Best Flexible and Static Budgets Review
Static Vs. Flexible Budgets
Sometimes, things are actually intuitive. That just so happens to be the case here: static and flexible budgets are pretty closely related to what they’re called! In this video we’ll discuss different advantages and disadvantages of both styles. Which budget style you choose for your company or client will largely depend on the nature of that business.
Put simply, a static budget is one where the budget doesn’t change over the given period. Budgets for various departments are set, and then must be adhered to regardless of changing circumstances over the period. The period used doesn’t have to be the fiscal year; it could be a quarter or another determined period of time. A static budget may work well for short periods of time and/or for organizations that work with predictable revenue and expenses.
A flexible budget allows you to set expenditure goals as percentages of revenue. This allows an organization to manage spending based on more recent information, rather than looking at the year ahead and hoping circumstances don’t change much.
Your first step in building a flexible budget is to determine what all of your costs are. Identify those that are fixed and group them together. Then build your budgetary model where fixed costs are established and variable costs are set as a percentage of an activity or of a per-unit cost. Next, enter those activity costs into the model. Finally, compare the model to a completed period to determine how similar they are.

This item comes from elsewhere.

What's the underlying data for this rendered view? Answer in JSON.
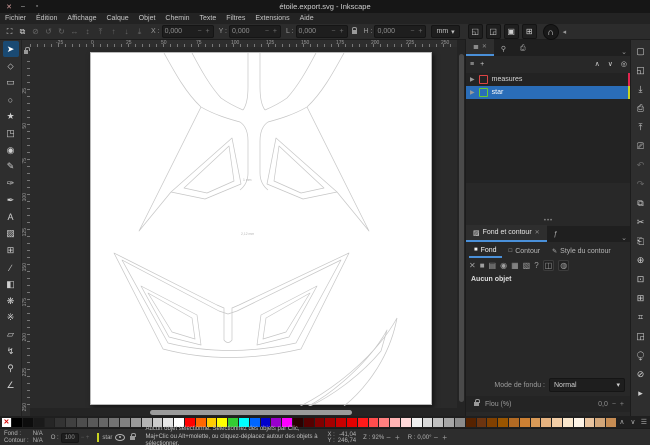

Notice that a flexible budget will still include fixed costs – rent/mortgage, utilities, etc. Very few business will have exclusively fixed or entirely variable costs. A variable budget allows you to take all of those costs into account. Another benefit to a flexible budget is the variances you get from the budget to actual are smaller and more significant, since you modulate your budget as you go.
There are a handful of disadvantages to a flexible budget, however:

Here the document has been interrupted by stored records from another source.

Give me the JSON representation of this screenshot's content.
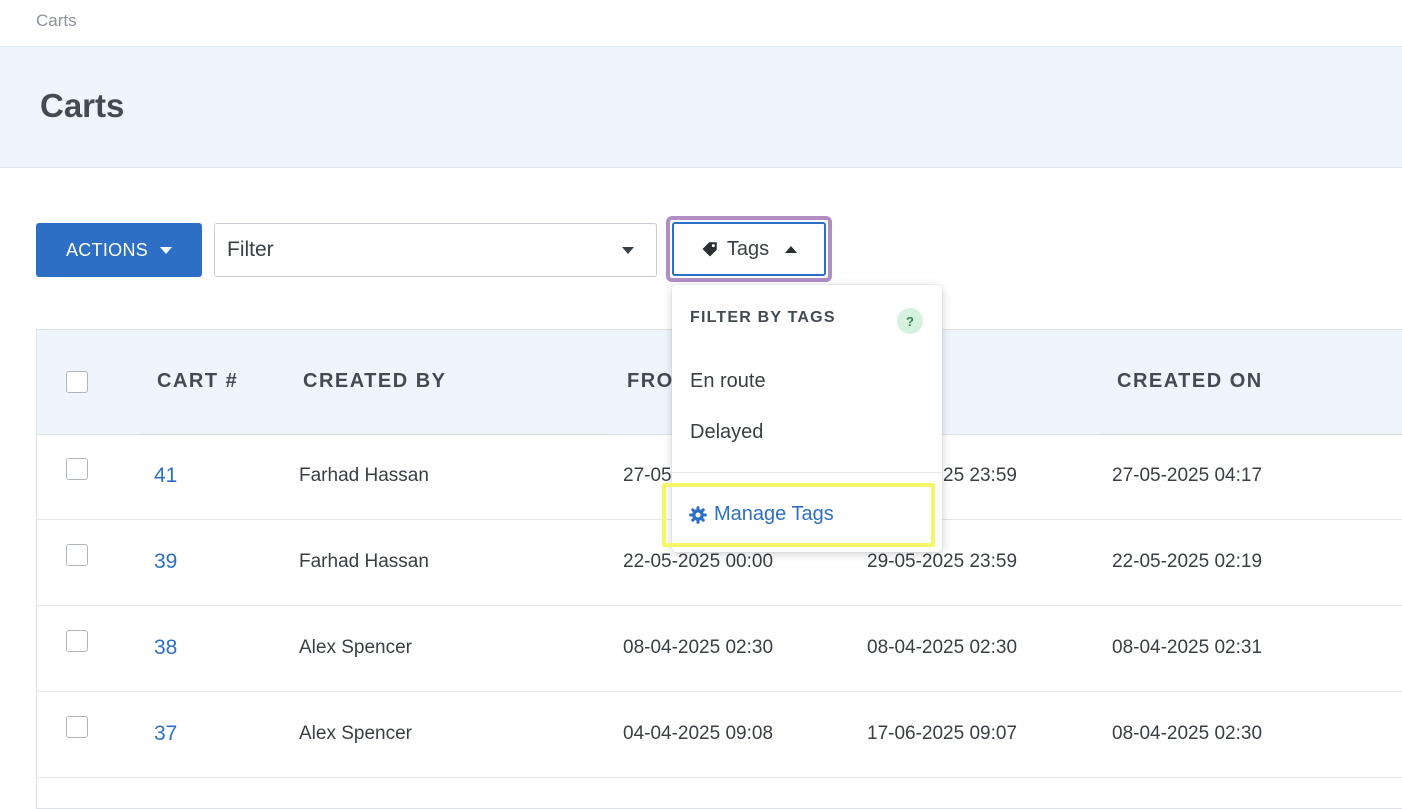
{
  "breadcrumb": "Carts",
  "page_title": "Carts",
  "toolbar": {
    "actions_label": "ACTIONS",
    "filter_label": "Filter",
    "tags_label": "Tags"
  },
  "table": {
    "headers": [
      "CART #",
      "CREATED BY",
      "FRO",
      "CREATED ON"
    ],
    "rows": [
      {
        "cart": "41",
        "created_by": "Farhad Hassan",
        "from": "27-05",
        "to": "25 23:59",
        "created_on": "27-05-2025 04:17"
      },
      {
        "cart": "39",
        "created_by": "Farhad Hassan",
        "from": "22-05-2025 00:00",
        "to": "29-05-2025 23:59",
        "created_on": "22-05-2025 02:19"
      },
      {
        "cart": "38",
        "created_by": "Alex Spencer",
        "from": "08-04-2025 02:30",
        "to": "08-04-2025 02:30",
        "created_on": "08-04-2025 02:31"
      },
      {
        "cart": "37",
        "created_by": "Alex Spencer",
        "from": "04-04-2025 09:08",
        "to": "17-06-2025 09:07",
        "created_on": "08-04-2025 02:30"
      }
    ]
  },
  "tags_dropdown": {
    "title": "FILTER BY TAGS",
    "help": "?",
    "items": [
      "En route",
      "Delayed"
    ],
    "manage_label": "Manage Tags"
  },
  "colors": {
    "primary": "#2e6fc6",
    "header_bg": "#eef5fd",
    "focus_outline": "#b08ec2",
    "highlight": "#f5f56a"
  }
}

As we’ve already seen, most costs are not exclusively fixed or variable. Wages may be variable while rent may be fixed, but only within a certain range – if your staff grows or shrinks too much you may need to adjust the size of the office, and the rent will change, not to mention other incidental costs you’ll incur as part of that transition process.
They’re also more difficult to build and take longer to close out.

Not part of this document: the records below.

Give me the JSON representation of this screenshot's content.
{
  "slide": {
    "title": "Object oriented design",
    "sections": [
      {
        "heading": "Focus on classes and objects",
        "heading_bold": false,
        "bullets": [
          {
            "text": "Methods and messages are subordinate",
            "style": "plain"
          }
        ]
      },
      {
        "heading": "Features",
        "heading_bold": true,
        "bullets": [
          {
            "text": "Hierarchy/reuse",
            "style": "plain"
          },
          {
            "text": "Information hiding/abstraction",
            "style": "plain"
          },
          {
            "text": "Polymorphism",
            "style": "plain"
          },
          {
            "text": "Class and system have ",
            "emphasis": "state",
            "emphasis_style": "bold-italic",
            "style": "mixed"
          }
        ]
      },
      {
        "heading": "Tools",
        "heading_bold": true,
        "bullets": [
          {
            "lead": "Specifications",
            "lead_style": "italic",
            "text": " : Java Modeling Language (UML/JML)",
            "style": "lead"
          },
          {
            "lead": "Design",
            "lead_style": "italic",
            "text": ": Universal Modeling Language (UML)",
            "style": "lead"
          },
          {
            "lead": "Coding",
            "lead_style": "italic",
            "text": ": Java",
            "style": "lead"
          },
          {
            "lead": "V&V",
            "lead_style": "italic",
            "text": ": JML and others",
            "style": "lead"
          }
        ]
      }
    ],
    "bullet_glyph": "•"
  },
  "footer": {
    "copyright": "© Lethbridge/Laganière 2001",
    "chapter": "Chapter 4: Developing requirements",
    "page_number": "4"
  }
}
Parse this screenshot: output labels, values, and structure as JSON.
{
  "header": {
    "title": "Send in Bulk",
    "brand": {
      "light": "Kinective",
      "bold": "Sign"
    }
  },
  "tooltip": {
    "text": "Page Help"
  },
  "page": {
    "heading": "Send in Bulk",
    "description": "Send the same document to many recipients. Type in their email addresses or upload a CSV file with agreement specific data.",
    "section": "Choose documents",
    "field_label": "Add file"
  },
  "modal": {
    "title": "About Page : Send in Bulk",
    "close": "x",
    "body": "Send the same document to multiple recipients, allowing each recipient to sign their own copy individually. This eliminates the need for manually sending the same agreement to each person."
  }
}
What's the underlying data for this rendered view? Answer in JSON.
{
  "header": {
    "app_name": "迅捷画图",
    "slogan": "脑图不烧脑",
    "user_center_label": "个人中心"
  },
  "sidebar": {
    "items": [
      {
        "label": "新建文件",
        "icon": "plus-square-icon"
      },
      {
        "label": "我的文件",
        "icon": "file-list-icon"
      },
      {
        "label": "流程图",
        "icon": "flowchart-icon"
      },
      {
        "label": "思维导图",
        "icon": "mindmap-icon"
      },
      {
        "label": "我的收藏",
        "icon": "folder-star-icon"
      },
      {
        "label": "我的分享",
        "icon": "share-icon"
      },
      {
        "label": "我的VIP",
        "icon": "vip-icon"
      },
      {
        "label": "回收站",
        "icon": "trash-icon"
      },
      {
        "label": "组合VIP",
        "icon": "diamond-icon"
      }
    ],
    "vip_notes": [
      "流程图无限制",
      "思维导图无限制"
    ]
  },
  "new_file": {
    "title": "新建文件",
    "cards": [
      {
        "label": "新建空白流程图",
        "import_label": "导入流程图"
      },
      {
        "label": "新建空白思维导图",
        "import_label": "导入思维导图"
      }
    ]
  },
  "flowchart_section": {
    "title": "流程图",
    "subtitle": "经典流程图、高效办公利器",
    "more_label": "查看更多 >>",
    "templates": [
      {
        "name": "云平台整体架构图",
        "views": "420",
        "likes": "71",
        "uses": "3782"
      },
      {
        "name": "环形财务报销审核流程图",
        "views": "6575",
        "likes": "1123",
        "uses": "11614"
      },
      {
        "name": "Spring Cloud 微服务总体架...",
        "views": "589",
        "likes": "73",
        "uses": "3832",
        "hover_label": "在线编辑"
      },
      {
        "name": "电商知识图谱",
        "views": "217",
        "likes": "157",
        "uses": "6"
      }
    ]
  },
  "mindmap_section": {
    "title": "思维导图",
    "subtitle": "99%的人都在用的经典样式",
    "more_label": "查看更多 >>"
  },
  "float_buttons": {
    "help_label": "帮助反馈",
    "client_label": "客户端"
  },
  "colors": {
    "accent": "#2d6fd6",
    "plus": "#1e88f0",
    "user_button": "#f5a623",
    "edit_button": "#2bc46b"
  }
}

Finally, you can’t compare budget vs revenue, since your budget intentionally tracks your revenue.
Static budgets, on the other hand, are simpler to set up and simpler to use. But that ease of use means that the model is less helpful in certain circumstances.
I hope this short introduction was helpful – if it was, I’d love it if you’d subscribe and give us a thumbs-up! See you next time.